◆ What to work on:
I'd ask you to write out the lines below exactly, with no images.

◆ Material for the task:
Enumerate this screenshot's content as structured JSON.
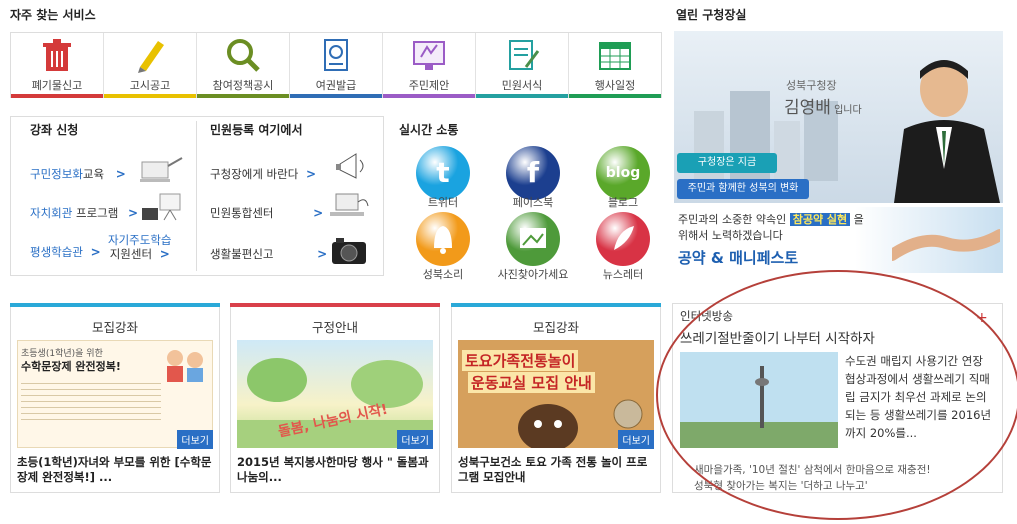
{
  "services": {
    "title": "자주 찾는 서비스",
    "items": [
      {
        "label": "폐기물신고",
        "icon": "trash-bin-icon",
        "color": "#d43a3a"
      },
      {
        "label": "고시공고",
        "icon": "pencil-icon",
        "color": "#e8c100"
      },
      {
        "label": "참여정책공시",
        "icon": "magnifier-icon",
        "color": "#6b8e23"
      },
      {
        "label": "여권발급",
        "icon": "passport-icon",
        "color": "#2f6db5"
      },
      {
        "label": "주민제안",
        "icon": "proposal-icon",
        "color": "#9b5cc6"
      },
      {
        "label": "민원서식",
        "icon": "form-icon",
        "color": "#24a0a0"
      },
      {
        "label": "행사일정",
        "icon": "calendar-icon",
        "color": "#1f9d55"
      }
    ]
  },
  "edu": {
    "title": "강좌 신청",
    "links": [
      {
        "hl": "구민정보화",
        "rest": "교육"
      },
      {
        "hl": "자치회관",
        "rest": " 프로그램"
      },
      {
        "hl": "평생학습관",
        "rest": ""
      }
    ],
    "self_study_line1": "자기주도학습",
    "self_study_line2": "지원센터",
    "arrow": ">"
  },
  "civil": {
    "title": "민원등록 여기에서",
    "links": [
      "구청장에게 바란다",
      "민원통합센터",
      "생활불편신고"
    ],
    "arrow": ">"
  },
  "realtime": {
    "title": "실시간 소통",
    "items": [
      {
        "label": "트위터",
        "glyph": "t",
        "color": "#1aa3e0"
      },
      {
        "label": "페이스북",
        "glyph": "f",
        "color": "#1c3f8f"
      },
      {
        "label": "블로그",
        "glyph": "blog",
        "color": "#5aa82a"
      },
      {
        "label": "성북소리",
        "glyph": "",
        "color": "#f29a1a"
      },
      {
        "label": "사진찾아가세요",
        "glyph": "",
        "color": "#4e9a3a"
      },
      {
        "label": "뉴스레터",
        "glyph": "",
        "color": "#d83345"
      }
    ]
  },
  "office": {
    "title": "열린 구청장실",
    "mayor_role": "성북구청장",
    "mayor_name": "김영배",
    "mayor_suffix": " 입니다",
    "btn1": "구청장은 지금",
    "btn2": "주민과 함께한 성북의 변화",
    "pledge_text1": "주민과의 소중한 약속인",
    "pledge_highlight": "참공약 실현",
    "pledge_text2": "을",
    "pledge_text3": "위해서 노력하겠습니다",
    "manifesto": "공약 & 매니페스토"
  },
  "cards": [
    {
      "title": "모집강좌",
      "color": "#2aa9d8",
      "more": "더보기",
      "poster_line1": "초등생(1학년)을 위한",
      "poster_line2": "수학문장제 완전정복!",
      "caption": "초등(1학년)자녀와 부모를 위한 [수학문장제 완전정복!] ..."
    },
    {
      "title": "구정안내",
      "color": "#d9404a",
      "more": "더보기",
      "poster_line1": "돌봄, 나눔의 시작!",
      "poster_line2": "",
      "caption": "2015년 복지봉사한마당 행사 \" 돌봄과 나눔의..."
    },
    {
      "title": "모집강좌",
      "color": "#2aa9d8",
      "more": "더보기",
      "poster_line1": "토요가족전통놀이",
      "poster_line2": "운동교실 모집 안내",
      "caption": "성북구보건소 토요 가족 전통 놀이 프로그램 모집안내"
    }
  ],
  "internet": {
    "title": "인터넷방송",
    "headline": "쓰레기절반줄이기 나부터 시작하자",
    "body": "수도권 매립지 사용기간 연장 협상과정에서 생활쓰레기 직매립 금지가 최우선 과제로 논의되는 등 생활쓰레기를 2016년까지 20%를...",
    "more": "+",
    "news2": "새마을가족, '10년 절친' 삼척에서 한마음으로 재충전!",
    "news3": "성북형 찾아가는 복지는 '더하고 나누고'"
  }
}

◆ Task solution:
Enumerate this screenshot's content as structured JSON.
{
  "services": {
    "title": "자주 찾는 서비스",
    "items": [
      {
        "label": "폐기물신고",
        "icon": "trash-bin-icon",
        "color": "#d43a3a"
      },
      {
        "label": "고시공고",
        "icon": "pencil-icon",
        "color": "#e8c100"
      },
      {
        "label": "참여정책공시",
        "icon": "magnifier-icon",
        "color": "#6b8e23"
      },
      {
        "label": "여권발급",
        "icon": "passport-icon",
        "color": "#2f6db5"
      },
      {
        "label": "주민제안",
        "icon": "proposal-icon",
        "color": "#9b5cc6"
      },
      {
        "label": "민원서식",
        "icon": "form-icon",
        "color": "#24a0a0"
      },
      {
        "label": "행사일정",
        "icon": "calendar-icon",
        "color": "#1f9d55"
      }
    ]
  },
  "edu": {
    "title": "강좌 신청",
    "links": [
      {
        "hl": "구민정보화",
        "rest": "교육"
      },
      {
        "hl": "자치회관",
        "rest": " 프로그램"
      },
      {
        "hl": "평생학습관",
        "rest": ""
      }
    ],
    "self_study_line1": "자기주도학습",
    "self_study_line2": "지원센터",
    "arrow": ">"
  },
  "civil": {
    "title": "민원등록 여기에서",
    "links": [
      "구청장에게 바란다",
      "민원통합센터",
      "생활불편신고"
    ],
    "arrow": ">"
  },
  "realtime": {
    "title": "실시간 소통",
    "items": [
      {
        "label": "트위터",
        "glyph": "t",
        "color": "#1aa3e0"
      },
      {
        "label": "페이스북",
        "glyph": "f",
        "color": "#1c3f8f"
      },
      {
        "label": "블로그",
        "glyph": "blog",
        "color": "#5aa82a"
      },
      {
        "label": "성북소리",
        "glyph": "",
        "color": "#f29a1a"
      },
      {
        "label": "사진찾아가세요",
        "glyph": "",
        "color": "#4e9a3a"
      },
      {
        "label": "뉴스레터",
        "glyph": "",
        "color": "#d83345"
      }
    ]
  },
  "office": {
    "title": "열린 구청장실",
    "mayor_role": "성북구청장",
    "mayor_name": "김영배",
    "mayor_suffix": " 입니다",
    "btn1": "구청장은 지금",
    "btn2": "주민과 함께한 성북의 변화",
    "pledge_text1": "주민과의 소중한 약속인",
    "pledge_highlight": "참공약 실현",
    "pledge_text2": "을",
    "pledge_text3": "위해서 노력하겠습니다",
    "manifesto": "공약 & 매니페스토"
  },
  "cards": [
    {
      "title": "모집강좌",
      "color": "#2aa9d8",
      "more": "더보기",
      "poster_line1": "초등생(1학년)을 위한",
      "poster_line2": "수학문장제 완전정복!",
      "caption": "초등(1학년)자녀와 부모를 위한 [수학문장제 완전정복!] ..."
    },
    {
      "title": "구정안내",
      "color": "#d9404a",
      "more": "더보기",
      "poster_line1": "돌봄, 나눔의 시작!",
      "poster_line2": "",
      "caption": "2015년 복지봉사한마당 행사 \" 돌봄과 나눔의..."
    },
    {
      "title": "모집강좌",
      "color": "#2aa9d8",
      "more": "더보기",
      "poster_line1": "토요가족전통놀이",
      "poster_line2": "운동교실 모집 안내",
      "caption": "성북구보건소 토요 가족 전통 놀이 프로그램 모집안내"
    }
  ],
  "internet": {
    "title": "인터넷방송",
    "headline": "쓰레기절반줄이기 나부터 시작하자",
    "body": "수도권 매립지 사용기간 연장 협상과정에서 생활쓰레기 직매립 금지가 최우선 과제로 논의되는 등 생활쓰레기를 2016년까지 20%를...",
    "more": "+",
    "news2": "새마을가족, '10년 절친' 삼척에서 한마음으로 재충전!",
    "news3": "성북형 찾아가는 복지는 '더하고 나누고'"
  }
}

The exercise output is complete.